Welcome to District 3
Councilman Bruce Kraus
Council District 3 is comprised of 12 neighborhoods, each with its own unique character and history. From bustling business districts to quiet residential enclaves, District 3 offers residents and visitors a true slice of Pittsburgh.
Incorporated in 1870 and annexed by the City of Pittsburgh in 1872, Allentown was originally a hub for the entrepreneurial German immigrant community. Today beautiful Allentown looks a little different. Having remained a bustling place after all these years, it features some of Pittsburgh’s best restaurants, a heavy-metal coffee shop, art spaces and phenomenal views of the Downtown skyline.
A welcoming and tight-knit community, Arlington residents work hard to ensure their neighborhood continues to thrive. Arlington’s Henry Kaufman Center serves as the neighborhood’s hub, where on any given night one might attend an awards dinner, an after-school reading, various recreation programs, and so much more. For those that love the outdoors, the South Side Park, Bill Soltz Field, and the Arlington “Fort” Park are great places to explore.
Arlington Heights is a small neighborhood in the eastern Hilltop area of Pittsburgh that is completely surrounded by the larger neighborhoods of Arlington and the South Side Slopes. Arlington Heights was originally composed of 660 housing units built by the Housing Authority of Pittsburgh in 1942 to house war workers who lived to far from their jobs or were living away from their families.
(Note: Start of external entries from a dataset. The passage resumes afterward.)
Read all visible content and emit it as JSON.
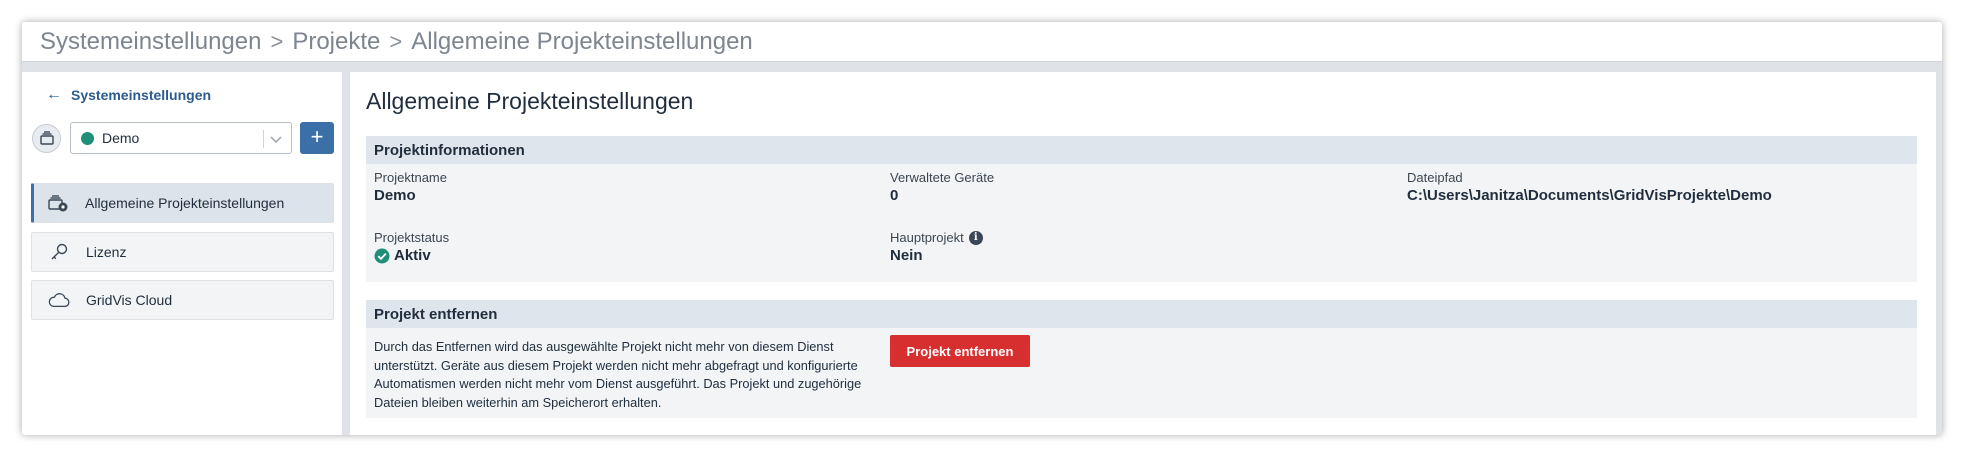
{
  "breadcrumb": [
    "Systemeinstellungen",
    "Projekte",
    "Allgemeine Projekteinstellungen"
  ],
  "breadcrumb_separator": ">",
  "sidebar": {
    "back_label": "Systemeinstellungen",
    "project_select": {
      "value": "Demo",
      "status_color": "#1f8f78"
    },
    "add_label": "+",
    "items": [
      {
        "label": "Allgemeine Projekteinstellungen",
        "icon": "project-settings-icon",
        "active": true
      },
      {
        "label": "Lizenz",
        "icon": "key-icon",
        "active": false
      },
      {
        "label": "GridVis Cloud",
        "icon": "cloud-icon",
        "active": false
      }
    ]
  },
  "main": {
    "title": "Allgemeine Projekteinstellungen",
    "info_section": {
      "title": "Projektinformationen",
      "fields": {
        "project_name": {
          "label": "Projektname",
          "value": "Demo"
        },
        "managed_devices": {
          "label": "Verwaltete Geräte",
          "value": "0"
        },
        "file_path": {
          "label": "Dateipfad",
          "value": "C:\\Users\\Janitza\\Documents\\GridVisProjekte\\Demo"
        },
        "project_status": {
          "label": "Projektstatus",
          "value": "Aktiv"
        },
        "main_project": {
          "label": "Hauptprojekt",
          "value": "Nein",
          "info_icon": "i"
        }
      }
    },
    "remove_section": {
      "title": "Projekt entfernen",
      "text": "Durch das Entfernen wird das ausgewählte Projekt nicht mehr von diesem Dienst unterstützt. Geräte aus diesem Projekt werden nicht mehr abgefragt und konfigurierte Automatismen werden nicht mehr vom Dienst ausgeführt. Das Projekt und zugehörige Dateien bleiben weiterhin am Speicherort erhalten.",
      "button_label": "Projekt entfernen"
    }
  },
  "colors": {
    "accent": "#3a6fa8",
    "danger": "#d72f2f",
    "status_ok": "#1f8f78"
  }
}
Green and residential, Beltzhoover is a family centered neighborhood home to some of the city’s oldest real estate, including the Melchor Beltzhoover homestead which was built in the 18th century. Nestled against McKinley Park, Beltzhoover has access to some of the city’s best trails and park amenities.
A unique mix of long-time residents and students from the University of Pittsburgh and Carnegie Mellon University call the dynamic neighborhood of Central Oakland their home. The neighborhood offers great food choices and an infinite variety of entertainment and educational opportunities. With the Carnegie Museum of Art and Natural History, as well as the Carnegie Library Main Branch at the center, there is always an opportunity to experience something new.
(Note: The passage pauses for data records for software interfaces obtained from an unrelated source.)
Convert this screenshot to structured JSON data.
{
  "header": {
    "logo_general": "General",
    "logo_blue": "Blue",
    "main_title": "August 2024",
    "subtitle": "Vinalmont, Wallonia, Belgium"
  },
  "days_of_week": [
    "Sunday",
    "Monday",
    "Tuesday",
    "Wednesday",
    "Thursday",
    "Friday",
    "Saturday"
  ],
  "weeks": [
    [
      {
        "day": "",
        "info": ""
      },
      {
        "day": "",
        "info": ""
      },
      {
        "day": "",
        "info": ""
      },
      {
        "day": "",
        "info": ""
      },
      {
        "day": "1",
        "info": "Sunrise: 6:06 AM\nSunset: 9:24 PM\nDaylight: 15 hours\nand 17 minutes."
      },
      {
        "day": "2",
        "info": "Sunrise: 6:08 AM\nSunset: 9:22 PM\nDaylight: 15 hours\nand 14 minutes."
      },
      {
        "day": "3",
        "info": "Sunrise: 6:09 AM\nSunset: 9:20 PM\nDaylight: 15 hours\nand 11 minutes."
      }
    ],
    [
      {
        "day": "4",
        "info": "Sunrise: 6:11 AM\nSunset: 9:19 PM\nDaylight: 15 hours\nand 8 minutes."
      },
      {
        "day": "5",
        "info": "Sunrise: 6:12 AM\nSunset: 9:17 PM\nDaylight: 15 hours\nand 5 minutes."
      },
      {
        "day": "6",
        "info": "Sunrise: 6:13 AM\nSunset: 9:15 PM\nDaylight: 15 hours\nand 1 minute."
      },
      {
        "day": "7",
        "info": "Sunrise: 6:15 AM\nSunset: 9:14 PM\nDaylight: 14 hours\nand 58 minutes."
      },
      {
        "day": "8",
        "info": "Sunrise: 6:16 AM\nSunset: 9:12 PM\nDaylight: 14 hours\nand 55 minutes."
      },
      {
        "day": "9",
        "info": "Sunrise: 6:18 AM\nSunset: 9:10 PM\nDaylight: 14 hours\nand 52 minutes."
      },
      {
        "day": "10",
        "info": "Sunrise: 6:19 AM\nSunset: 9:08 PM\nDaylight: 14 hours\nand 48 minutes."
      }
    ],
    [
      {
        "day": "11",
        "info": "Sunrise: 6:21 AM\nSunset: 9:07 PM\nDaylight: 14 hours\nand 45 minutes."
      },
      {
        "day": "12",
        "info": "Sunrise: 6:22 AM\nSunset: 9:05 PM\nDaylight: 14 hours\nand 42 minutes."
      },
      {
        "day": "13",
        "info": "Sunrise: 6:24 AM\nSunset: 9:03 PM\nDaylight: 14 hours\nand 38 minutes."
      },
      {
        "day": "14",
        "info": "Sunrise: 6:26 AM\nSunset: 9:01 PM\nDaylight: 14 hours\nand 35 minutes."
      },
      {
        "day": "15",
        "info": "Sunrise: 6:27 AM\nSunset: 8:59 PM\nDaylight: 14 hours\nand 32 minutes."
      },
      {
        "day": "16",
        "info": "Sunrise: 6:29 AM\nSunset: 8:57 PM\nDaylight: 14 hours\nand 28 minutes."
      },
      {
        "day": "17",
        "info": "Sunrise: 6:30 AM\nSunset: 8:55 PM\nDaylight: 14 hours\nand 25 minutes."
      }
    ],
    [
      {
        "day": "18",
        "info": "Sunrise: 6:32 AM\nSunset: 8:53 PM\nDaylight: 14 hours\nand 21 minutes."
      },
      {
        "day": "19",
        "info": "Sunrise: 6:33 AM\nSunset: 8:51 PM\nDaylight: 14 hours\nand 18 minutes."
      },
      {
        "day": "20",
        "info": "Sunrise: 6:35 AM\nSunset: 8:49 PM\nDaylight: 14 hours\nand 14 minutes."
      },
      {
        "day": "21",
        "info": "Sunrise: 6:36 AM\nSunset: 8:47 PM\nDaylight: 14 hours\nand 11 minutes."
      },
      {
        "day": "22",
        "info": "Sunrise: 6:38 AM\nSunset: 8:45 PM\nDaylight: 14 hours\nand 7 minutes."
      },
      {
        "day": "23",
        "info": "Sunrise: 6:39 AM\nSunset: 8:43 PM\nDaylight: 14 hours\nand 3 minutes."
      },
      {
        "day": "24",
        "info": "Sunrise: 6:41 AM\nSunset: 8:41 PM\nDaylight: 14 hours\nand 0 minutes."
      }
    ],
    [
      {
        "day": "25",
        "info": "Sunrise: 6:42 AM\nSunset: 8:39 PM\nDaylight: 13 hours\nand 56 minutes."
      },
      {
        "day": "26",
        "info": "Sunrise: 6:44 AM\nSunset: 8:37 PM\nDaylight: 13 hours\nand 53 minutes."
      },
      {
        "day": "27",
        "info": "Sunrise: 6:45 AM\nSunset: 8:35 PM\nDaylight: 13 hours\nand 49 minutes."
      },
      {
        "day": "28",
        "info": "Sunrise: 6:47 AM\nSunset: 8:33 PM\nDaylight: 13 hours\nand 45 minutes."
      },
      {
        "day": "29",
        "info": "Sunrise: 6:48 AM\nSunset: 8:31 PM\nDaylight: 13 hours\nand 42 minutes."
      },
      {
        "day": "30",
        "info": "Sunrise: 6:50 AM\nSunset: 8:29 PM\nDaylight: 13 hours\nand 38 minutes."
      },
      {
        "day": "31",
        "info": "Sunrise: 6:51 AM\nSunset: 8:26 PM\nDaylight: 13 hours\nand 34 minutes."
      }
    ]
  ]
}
Knoxville has long been a desirable location for Pittsburgh residents. Once the fruit farm of Jeremiah Knox, brother-in-law to the son of Beltzhoover’s founder, the area became desirable yet again during the height of Pittsburgh’s steel industry. The neighborhood sits on the second ridge from the Mon River, shielding its residents from the pollution coming from the old South Side Mills. These days Knoxville is still primarily a residential area, with one of the highest concentration of school age children in the City.
Unlike the Mt. Oliver borough, with which Mt. Oliver Neighborhood shares its name, our Mt. Oliver Neighborhood is very much part of city proper. Home to around 600 residents, this highly residential neighborhood has a small town feel in the heart of the city.
This tiny sliver of southwest Oakland is comprised of just 5 streets. Cared for by the Oakland Community Organization, one of the oldest community organizations in Oakland, this is a place where neighbors know each other’s name.
South Side Flats is widely considered to be Pittsburgh’s epicenter of nightlife and entertainment. In the Flats you can find great restaurants and shops and live music in abundance. If architecture and history are your thing, be sure to stop by East Carson Street, Pittsburgh’s largest concentration of 19th century homes.
The South Side Slopes encompass Pittsburgh’s infamously steep hills along the Monongahela River from Josephine Street to the Liberty Bridge. Residents of this neighborhood enjoy panoramic views of the Downtown Area, and far beyond on a clear day, as well as South Side Park with its hiking trails and orchard patch.n.
South Oakland, with its boundaries marked by the Monongahela River, Boulevard of the Allies, and the western bank of Junction Hollow, is Pittsburgh’s triangular shaped gem. Known for being the birthplace of Andy Warhol and Dan Marino, South Oakland is also home to Magee-Women’s Hospital, one of leading hospitals for women’s health in the nation.
St. Clair is perhaps district 3’s most unique neighborhood, being entirely and exclusively a residential community. The residents stay active and connected by maintaining an active tenant council, athletic association and attending the Lighthouse Cathedral Church.